Anti-inflammatory cytokine IL-10 could be a biomarker for lupus

Lead researcher

Dr. Ina Rudloff and Mr. Jack Godsell

Main finding

Systemic lupus erythematosus (SLE) is a very severe, potentially fatal autoimmune disease that is characterised by excessive inflammation and can affect every organ. Up to now, neither a reliable biomarker to predict disease progression nor an effective and safe therapy exist. We investigated two very potent anti-inflammatory cytokines, interleukin (IL)-10 and IL-37, in the largest cohort of SLE patients studied to date and found a strong association of IL-10, but not IL-37, with SLE disease activity.

Centre

The Ritchie Centre

Research group

Interventional Immunology in Neonatal Diseases and Beyond (TRC) and Rheumatology Group (CID at SCS)

Co-authors

Dr. Rangi Kandane-Rathnayake, Dr. Alberta Hoi, A/Prof. Marcel F. Nold, Prof. Eric F. Morand, Dr. James Harris

Journal and article title

Most surprising

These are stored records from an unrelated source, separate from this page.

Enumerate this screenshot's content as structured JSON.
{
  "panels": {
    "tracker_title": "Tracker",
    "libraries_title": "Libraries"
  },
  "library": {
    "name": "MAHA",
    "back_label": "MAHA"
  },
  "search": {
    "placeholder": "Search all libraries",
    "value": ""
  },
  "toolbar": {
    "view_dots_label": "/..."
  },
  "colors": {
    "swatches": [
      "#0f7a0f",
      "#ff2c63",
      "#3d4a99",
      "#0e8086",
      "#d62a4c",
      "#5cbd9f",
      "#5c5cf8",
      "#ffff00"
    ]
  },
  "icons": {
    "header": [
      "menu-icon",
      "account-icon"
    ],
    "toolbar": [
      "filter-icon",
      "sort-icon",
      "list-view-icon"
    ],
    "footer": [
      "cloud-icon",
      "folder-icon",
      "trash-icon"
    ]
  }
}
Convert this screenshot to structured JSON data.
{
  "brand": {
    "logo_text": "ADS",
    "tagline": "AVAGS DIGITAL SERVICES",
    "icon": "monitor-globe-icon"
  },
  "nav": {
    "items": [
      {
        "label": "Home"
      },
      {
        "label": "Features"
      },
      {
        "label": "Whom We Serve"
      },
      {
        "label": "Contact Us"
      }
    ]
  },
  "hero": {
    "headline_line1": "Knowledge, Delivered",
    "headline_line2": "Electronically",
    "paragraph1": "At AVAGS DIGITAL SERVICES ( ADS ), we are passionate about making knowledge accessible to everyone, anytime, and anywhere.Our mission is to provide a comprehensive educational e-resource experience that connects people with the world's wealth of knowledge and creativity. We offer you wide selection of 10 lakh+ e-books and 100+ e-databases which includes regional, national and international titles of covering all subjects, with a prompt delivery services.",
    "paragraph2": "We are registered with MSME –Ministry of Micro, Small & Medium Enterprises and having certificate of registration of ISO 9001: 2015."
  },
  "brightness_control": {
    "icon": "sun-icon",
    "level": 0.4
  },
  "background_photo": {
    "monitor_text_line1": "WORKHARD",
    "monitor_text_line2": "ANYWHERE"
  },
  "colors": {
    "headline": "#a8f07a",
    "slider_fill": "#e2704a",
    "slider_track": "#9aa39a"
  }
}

IL-10 serum concentration is not only associated with disease activity, but is also higher in patients of Asian ethnicity and is associated with complications such as renal involvement. Moreover, IL-10 serum concentration is predictive of subsequent SLE disease severity.

Future implications

Our data suggest that IL-10 may have potential as a biomarker predictive of disease activity in SLE which may help clinicians in the future to decide which patients are likely to develop a more severe form of SLE and thus need more intensive treatment.

Disease/health impact

Systemic lupus erythematosus (SLE)

[ssba]